Australian health insurer Medibank today confirmed that the data of 9.7 million customers was compromised in a recent cyberattack.
The incident was identified on October 12, before threat actors could deploy file-encrypting ransomware, but not before they stole data from the company’s systems.
Medibank, which immediately initiated incident response and launched an investigation into the attack, could not determine whether customer data was compromised until contacted by the threat actor behind the data breach.
Two weeks ago, the company estimated that roughly 4 million customers might have been impacted by the cyberattack, but it has now increased that estimate to 9.7 million.

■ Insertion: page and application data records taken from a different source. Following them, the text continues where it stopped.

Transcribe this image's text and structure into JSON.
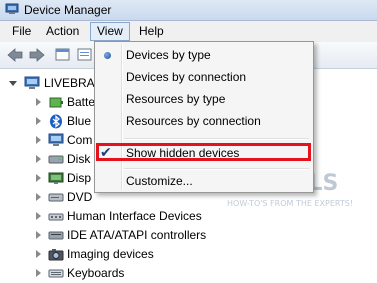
{
  "window": {
    "title": "Device Manager"
  },
  "menubar": {
    "items": [
      {
        "label": "File"
      },
      {
        "label": "Action"
      },
      {
        "label": "View"
      },
      {
        "label": "Help"
      }
    ]
  },
  "tree": {
    "root": "LIVEBRA",
    "items": [
      {
        "label": "Batte",
        "icon": "battery-icon"
      },
      {
        "label": "Blue",
        "icon": "bluetooth-icon"
      },
      {
        "label": "Com",
        "icon": "computer-icon"
      },
      {
        "label": "Disk",
        "icon": "disk-drive-icon"
      },
      {
        "label": "Disp",
        "icon": "display-adapter-icon"
      },
      {
        "label": "DVD",
        "icon": "dvd-drive-icon"
      },
      {
        "label": "Human Interface Devices",
        "icon": "hid-icon"
      },
      {
        "label": "IDE ATA/ATAPI controllers",
        "icon": "ide-controller-icon"
      },
      {
        "label": "Imaging devices",
        "icon": "camera-icon"
      },
      {
        "label": "Keyboards",
        "icon": "keyboard-icon"
      }
    ]
  },
  "view_menu": {
    "items": [
      {
        "label": "Devices by type",
        "marker": "radio"
      },
      {
        "label": "Devices by connection",
        "marker": ""
      },
      {
        "label": "Resources by type",
        "marker": ""
      },
      {
        "label": "Resources by connection",
        "marker": ""
      },
      {
        "label": "Show hidden devices",
        "marker": "check"
      },
      {
        "label": "Customize...",
        "marker": ""
      }
    ],
    "highlight_color": "#e3121b"
  },
  "watermark": {
    "brand": "APPUALS",
    "tagline": "HOW-TO'S FROM THE EXPERTS!"
  }
}
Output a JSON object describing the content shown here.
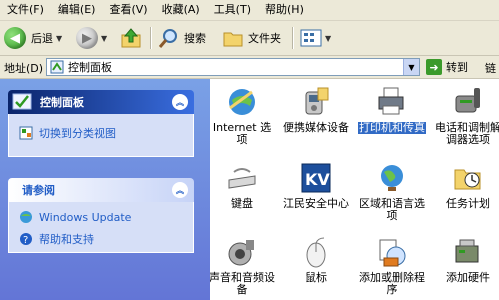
{
  "menubar": [
    "文件(F)",
    "编辑(E)",
    "查看(V)",
    "收藏(A)",
    "工具(T)",
    "帮助(H)"
  ],
  "toolbar": {
    "back": "后退",
    "search": "搜索",
    "folders": "文件夹"
  },
  "address": {
    "label": "地址(D)",
    "value": "控制面板",
    "go": "转到",
    "links": "链"
  },
  "panel": {
    "cp_title": "控制面板",
    "switch_view": "切换到分类视图",
    "see_also": "请参阅",
    "windows_update": "Windows Update",
    "help": "帮助和支持"
  },
  "items": [
    "Internet 选项",
    "便携媒体设备",
    "打印机和传真",
    "电话和调制解调器选项",
    "键盘",
    "江民安全中心",
    "区域和语言选项",
    "任务计划",
    "声音和音频设备",
    "鼠标",
    "添加或删除程序",
    "添加硬件"
  ]
}
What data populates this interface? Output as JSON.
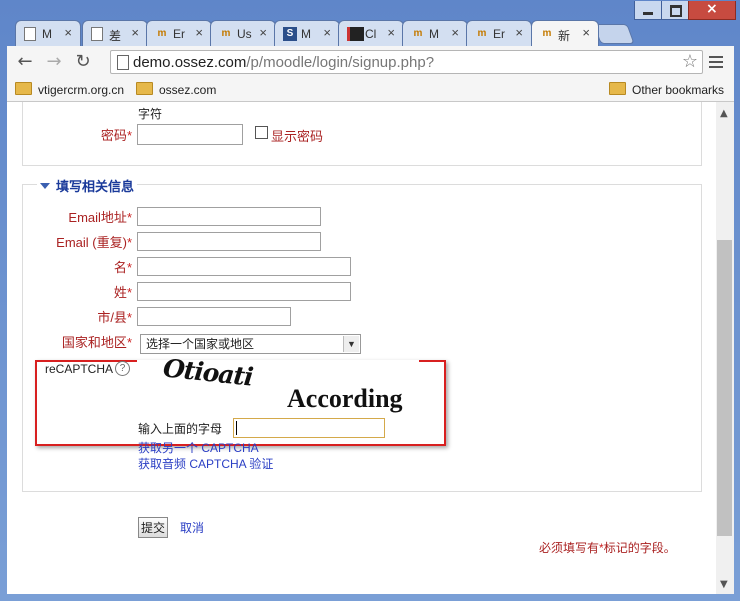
{
  "browser": {
    "tabs": [
      {
        "icon": "page-icon",
        "title": "M"
      },
      {
        "icon": "page-icon",
        "title": "差"
      },
      {
        "icon": "moodle-icon",
        "title": "Er"
      },
      {
        "icon": "moodle-icon",
        "title": "Us"
      },
      {
        "icon": "s-icon",
        "title": "M"
      },
      {
        "icon": "dark-icon",
        "title": "Cl"
      },
      {
        "icon": "moodle-icon",
        "title": "M"
      },
      {
        "icon": "moodle-icon",
        "title": "Er"
      },
      {
        "icon": "moodle-icon",
        "title": "新"
      }
    ],
    "close_glyph": "×",
    "url_host": "demo.ossez.com",
    "url_path": "/p/moodle/login/signup.php?",
    "bookmarks": [
      "vtigercrm.org.cn",
      "ossez.com"
    ],
    "other_bookmarks": "Other bookmarks",
    "nav": {
      "back": "←",
      "forward": "→",
      "reload": "↻"
    },
    "star": "☆",
    "window_close": "×"
  },
  "form": {
    "charset_note": "字符",
    "password_label": "密码",
    "required_mark": "*",
    "show_password_label": "显示密码",
    "section_title": "填写相关信息",
    "email_label": "Email地址",
    "email2_label": "Email (重复)",
    "firstname_label": "名",
    "lastname_label": "姓",
    "city_label": "市/县",
    "country_label": "国家和地区",
    "country_select": "选择一个国家或地区",
    "recaptcha_label": "reCAPTCHA",
    "help_glyph": "?",
    "captcha_word1": "Otioati",
    "captcha_word2": "According",
    "captcha_prompt": "输入上面的字母",
    "captcha_another": "获取另一个 CAPTCHA",
    "captcha_audio": "获取音频 CAPTCHA 验证",
    "submit_label": "提交",
    "cancel_label": "取消",
    "required_note_before": "必须填写有",
    "required_note_after": "标记的字段。"
  },
  "colors": {
    "required": "#cc2222",
    "link": "#2a3ec4",
    "highlight_box": "#d82020"
  }
}
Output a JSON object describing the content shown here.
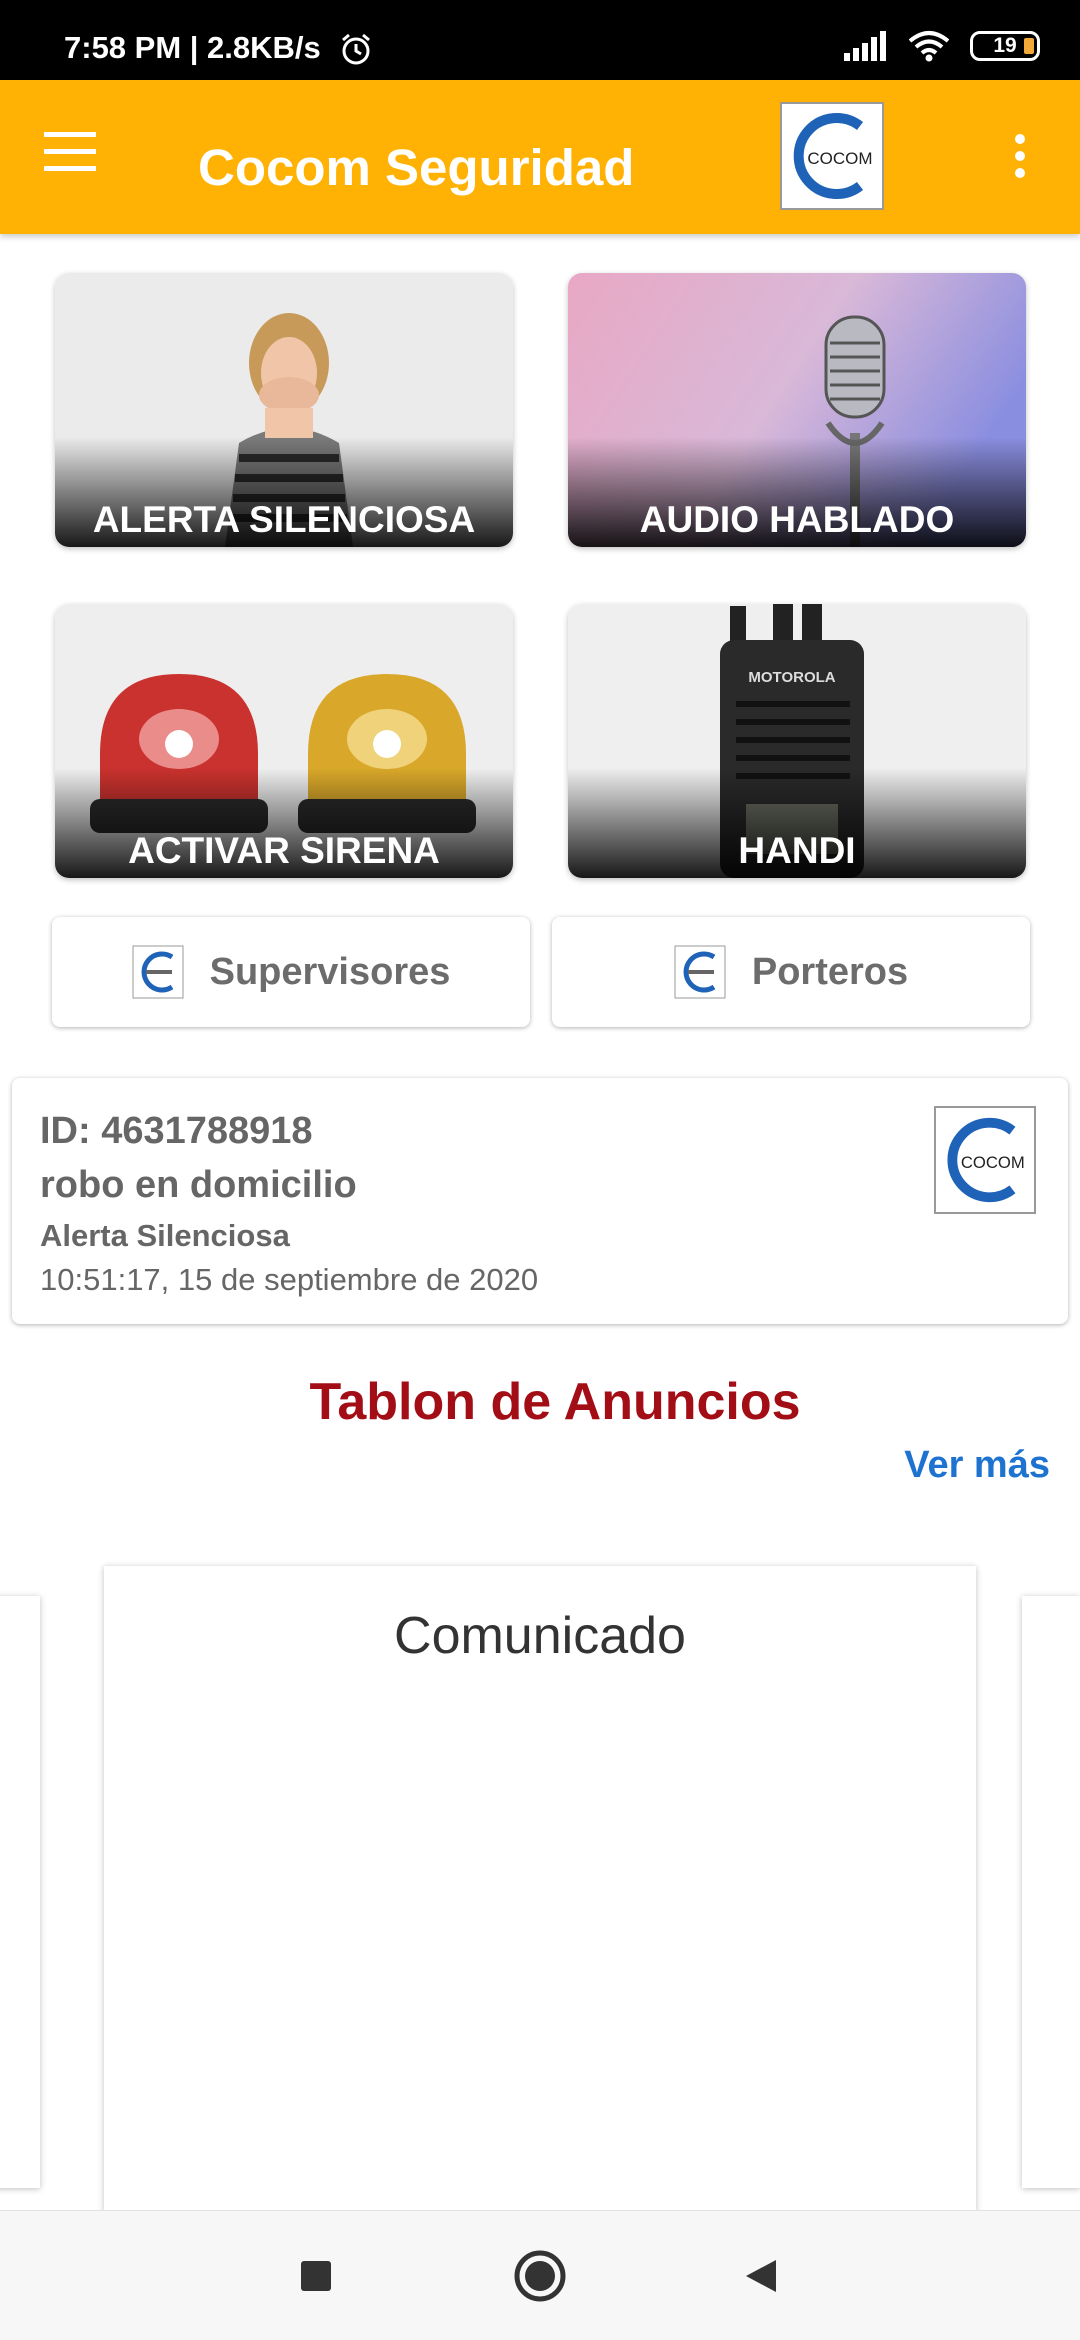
{
  "status_bar": {
    "time": "7:58 PM | 2.8KB/s",
    "battery": "19"
  },
  "app_bar": {
    "title": "Cocom Seguridad",
    "logo_text": "COCOM"
  },
  "tiles": [
    {
      "label": "ALERTA SILENCIOSA"
    },
    {
      "label": "AUDIO HABLADO"
    },
    {
      "label": "ACTIVAR SIRENA"
    },
    {
      "label": "HANDI"
    }
  ],
  "handi_brand": "MOTOROLA",
  "buttons": {
    "supervisors": "Supervisores",
    "doormen": "Porteros"
  },
  "alert": {
    "id": "ID: 4631788918",
    "description": "robo en domicilio",
    "type": "Alerta Silenciosa",
    "timestamp": "10:51:17, 15 de septiembre de 2020"
  },
  "board": {
    "title": "Tablon de Anuncios",
    "see_more": "Ver más",
    "card_title": "Comunicado"
  },
  "colors": {
    "accent": "#ffb203",
    "title_red": "#a30e16",
    "link_blue": "#1e73d1",
    "logo_blue": "#1e63b8"
  }
}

The attackers accessed the data of “around 9.7 million current and former customers and some of their authorized representatives. This figure represents around 5.1 million Medibank customers, around 2.8 million ahm customers and around 1.8 million international customers,” the company said earlier today.
Personal information compromised during the attack includes names, addresses, birth dates, phone numbers, and email addresses, Medibank announced. Medicare numbers, passport numbers, and visa details for international students were also compromised.
Health claims data for some Medibank, ahm, and international customers was also compromised, including service provider’s name and location, the location where medical services were provided, and diagnosis and procedures codes.
“Additionally, around 5,200 My Home Hospital (MHH) patients have had some personal and health claims data accessed and around 2,900 next of kin of these patients have had some contact details accessed,” Medibank announced.
The health insurance provider says that no primary identity documents, such as drivers’ licenses, were compromised in the cyberattack, as Medibank does not collect them, except in special circumstances. Credit card data, banking details, and health claims data for extras services were not accessed either.
Medibank announced that it now believes the attackers exfiltrated all of the customer data they were able to access during the incident, but said that it will not pay any ransom demand.
“Based on the extensive advice we have received from cybercrime experts we believe there is only a limited chance paying a ransom would ensure the return of our customers’ data and prevent it from being published. In fact, paying could have the opposite effect and encourage the criminal to directly extort our customers, and there is a strong chance that paying puts more people in harm’s way by making Australia a bigger target,” Medibank CEO David Koczkar said.
The company, which has restored services impacted by the incident and has maintained business operations during the event, says that no further suspicious activity has been identified inside its network since October 12.
Ionut Arghire is an international correspondent for SecurityWeek. Previous Columns by Ionut Arghire:Tags: